  3. ABSTRACT The Milky Way underwent its last significant merger ten billion years ago, when the Gaia-Enceladus-Sausage (GES) was accreted. Accreted GES stars and progenitor stars born prior to the merger make up the bulk of the inner halo. Even though these two main populations of halo stars have similar durations of star formation prior to their merger, they differ in [α/Fe]-[Fe/H] space, with the GES population bending to lower [α/Fe] at a relatively low value of [Fe/H]. We use cosmological simulations of a ‘Milky Way’ to argue that the different tracks of the halo stars through the [α/Fe]-[Fe/H] plane are due to a difference in their star formation history and efficiency, with the lower mass GES having its low and constant star formation regulated by feedback whilst the higher mass main progenitor has a higher star formation rate prior to the merger. The lower star formation efficiency of GES leads to lower gas pollution levels, pushing [α/Fe]-[Fe/H] tracks to the left. In addition, the increasing star formation rate maintains a higher relative contribution of Type II SNe to Type Ia SNe for the main progenitor population that formed during the same time period, thus maintaining a relatively high [α/Fe]. Thus the differentmore »positions of the downturns in the [α/Fe]-[Fe/H] plane for the GES stars are not reflective of different star formation durations, but instead reflect different star formation efficiencies.« less
  4. Abstract

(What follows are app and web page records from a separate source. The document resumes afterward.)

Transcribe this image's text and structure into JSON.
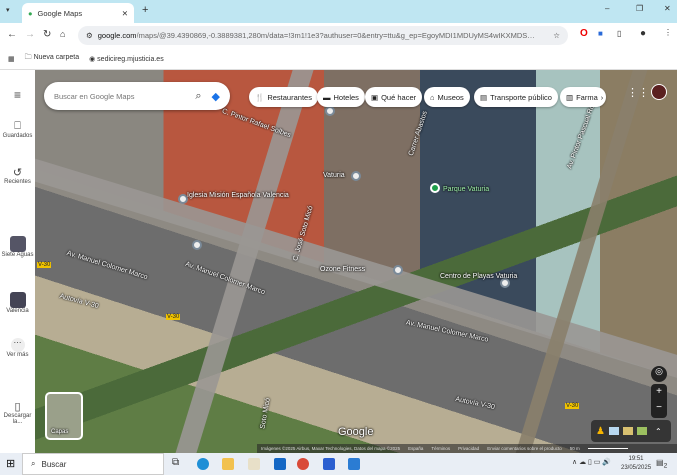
{
  "browser": {
    "tab_title": "Google Maps",
    "url_host": "google.com",
    "url_path": "/maps/@39.4390869,-0.3889381,280m/data=!3m1!1e3?authuser=0&entry=ttu&g_ep=EgoyMDI1MDUyMS4wIKXMDSoASA...",
    "bookmarks": [
      "Nueva carpeta",
      "sedicireg.mjusticia.es"
    ]
  },
  "sidebar": {
    "items": [
      {
        "label": "Guardados"
      },
      {
        "label": "Recientes"
      },
      {
        "label": "Siete Aguas"
      },
      {
        "label": "Valencia"
      },
      {
        "label": "Ver más"
      },
      {
        "label": "Descargar la..."
      }
    ]
  },
  "search": {
    "placeholder": "Buscar en Google Maps"
  },
  "chips": [
    "Restaurantes",
    "Hoteles",
    "Qué hacer",
    "Museos",
    "Transporte público",
    "Farma"
  ],
  "map": {
    "labels": [
      "C. Pintor Rafael Solbes",
      "Iglesia Misión Española Valencia",
      "Vaturia",
      "Parque Vaturia",
      "Carrer Abastos",
      "Av. Manuel Colomer Marco",
      "Av. Manuel Colomer Marco",
      "Av. Manuel Colomer Marco",
      "C. José Soto Micó",
      "Soto Micó",
      "Autovía V-30",
      "Autovía V-30",
      "Av. Pintor Pascual Roch",
      "Ozone Fitness",
      "Centro de Playas Vaturia",
      "V-30",
      "V-30",
      "V-30"
    ],
    "layers_label": "Capas",
    "logo": "Google",
    "attribution": "Imágenes ©2025 Airbus, Maxar Technologies, Datos del mapa ©2025",
    "footer_links": [
      "España",
      "Términos",
      "Privacidad",
      "Enviar comentarios sobre el producto"
    ],
    "scale": "50 m"
  },
  "taskbar": {
    "search_placeholder": "Buscar",
    "time": "19:51",
    "date": "23/05/2025",
    "notif_count": "2"
  }
}
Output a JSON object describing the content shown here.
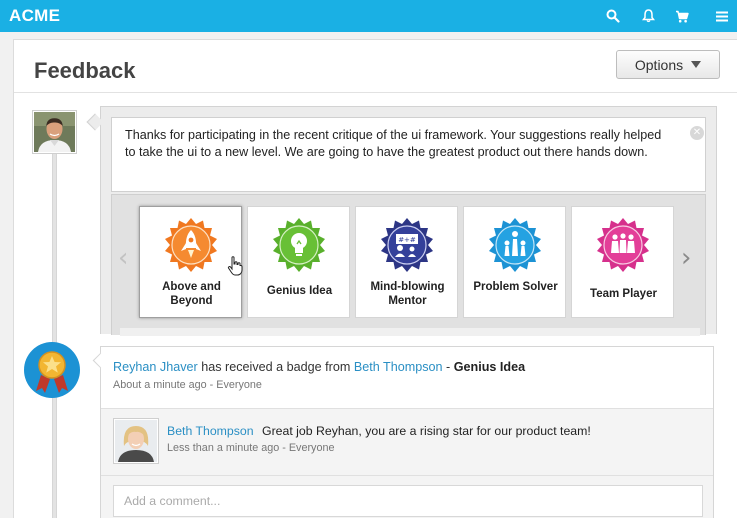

    We present our outreach program, theThailand–UK Python+Astronomy Summer School(ThaiPASS), a collaborative project comprising UK and Thai institutions and assess its impact and possible application to schools in the United Kingdom. Since its inception in 2018, the annual ThaiPASS has trained around 60 Thai high-school students in basic data handling skills using Python in the context of various astronomy topics, using current research from the teaching team. Our impact assessment of the 5 day summer schools shows an overwhelmingly positive response from students in both years, with over 80% of students scoring the activities above average in all activities but one. We use this data to suggest possible future improvements. We also discuss how ThaiPASS may inspire further outreach and engagement activities within the UK and beyond.